People talk about double taxation of dividends; they’re getting taxed for Social Security and they’re getting taxed for income on their income. And they’re paying a higher rate, or an equal rate overall, in many cases, to the same rate — compared to the rate that I pay. And I think that’s sort of nonsense in this society.
So, I don’t want to do anything — anything — that hurts the level of the bottom 20 or 30 percent, in terms of their income.
I see people living with fear about health care or living with fear about running out of money in their old age. And I think a society should try to minimize the fear that their inhabitants experience.
And that doesn’t mean just fear of getting mugged or something. It means fear that the last 25 years of their life, they’re not going to have much income.
So, I would — and the degree to which the administration or other people are worrying about the deficit in Social Security 25 years out, when they have a $500 billion deficit excluding the Social Security surplus now, I mean, just strikes me as nonsense. (Applause)
Here we are deploring something that’s going to happen in 20 years that’s a fraction of what is happening right now while they’re cheering, you know, basically, and talking about further favoritism in the tax laws.
So, I have great trouble with people that say, you know, that this system can’t sustain — right now, 4 and a fraction percent of our GDP goes to Social Security.
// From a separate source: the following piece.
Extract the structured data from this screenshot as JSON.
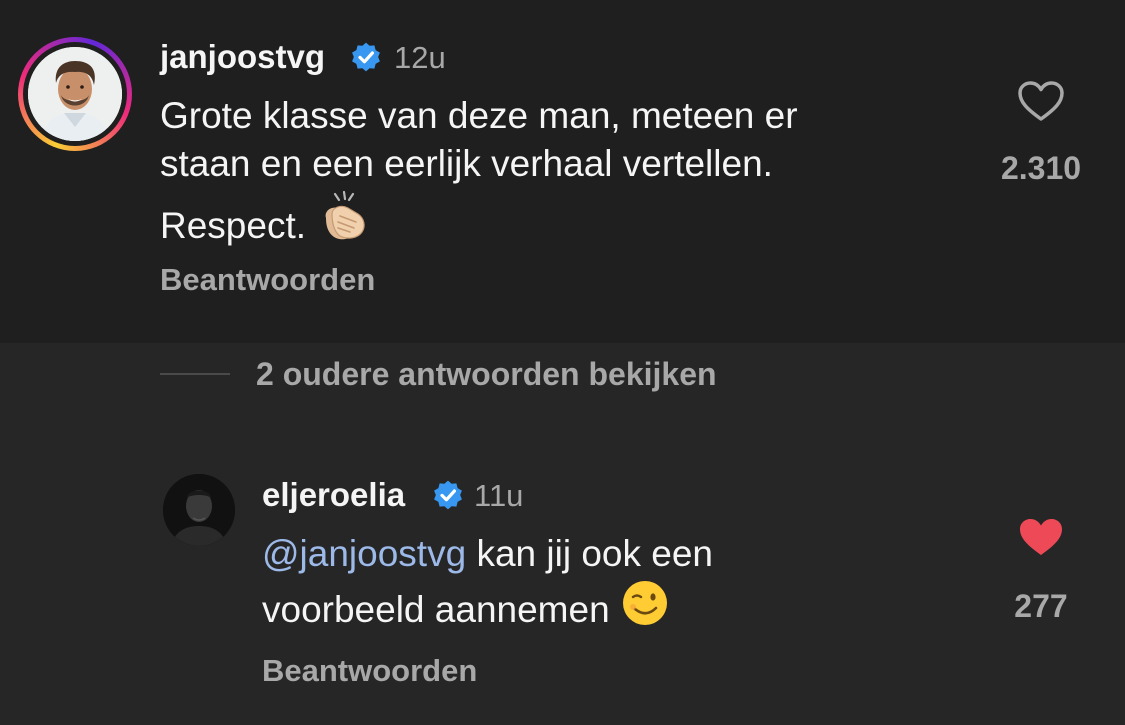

Fifty years from now, 6 percent — no, 6 and a fraction percent — well, believe me, our GDP will be far larger 50 years from now. And going from 4 percent to 6 percent does not strike me as a terrible prospect.
If you ask me what I would do to change it now, I would means test it. I would lift the $90,000 way up. In fact, I might apply it, you know, on all income. Then you’d really get people’s attention.
But — and I would gradually — and we’re in the process of doing this — but I would certainly increase the retirement age. I mean, the world in 2005 is much different than the world in 1937, in terms of longevity prospects and the ability to function productively.
Charlie, what do you say?
CHARLIE MUNGER: Well, that’s the view from Berkshire’s Democratic chairman. (Laughter and applause)
And the odd part of Berkshire on this issue is that the right-wing Republican who is speaking feels more strongly than Warren that the Republicans are out of their cotton-picking minds to be — (applause) — taking on this issue right now.
I do not — If the country is going to get richer at 1 or 2 percent per annum for a long time ahead, and it’s going to have more old people who are living longer and spending money on medical care, the idea that eventually a higher share of GDP would be going through Social Security to retirees and so on than we now have is not anathema to me.
It’s exactly — it’s an exactly logical way to be spending money under different circumstances.
And if the government runs out a little short of money as it gets more Social Security obligations, I see nothing wrong with having some consumption taxes or whatever to pay in a reasonable way for what is a very reasonable expenditure.
Social Security is very successful. Apart from the disability element, which is relatively small, there’s practically no fraud. It’s hard to fake being dead. (Laughter)
And furthermore, it’s a reward for work. All kinds of people are working in this country because they want to eventually qualify for Social Security, just as many people are doing dangerous military service because they want the pension that will come eventually.
So, Social Security is a very capitalistic institution with profoundly good effects. It’s one of the most successful things the government has ever done in terms of efficiency and good effects.
And a Republican administration that may shortly have to do something really unpleasant, like face down North Korea or Iran over atom bombs, is wasting its good will over some twaddle that a bunch of economists that haven’t thought it through properly devoutly believe? It’s a very sad occurrence. (Applause)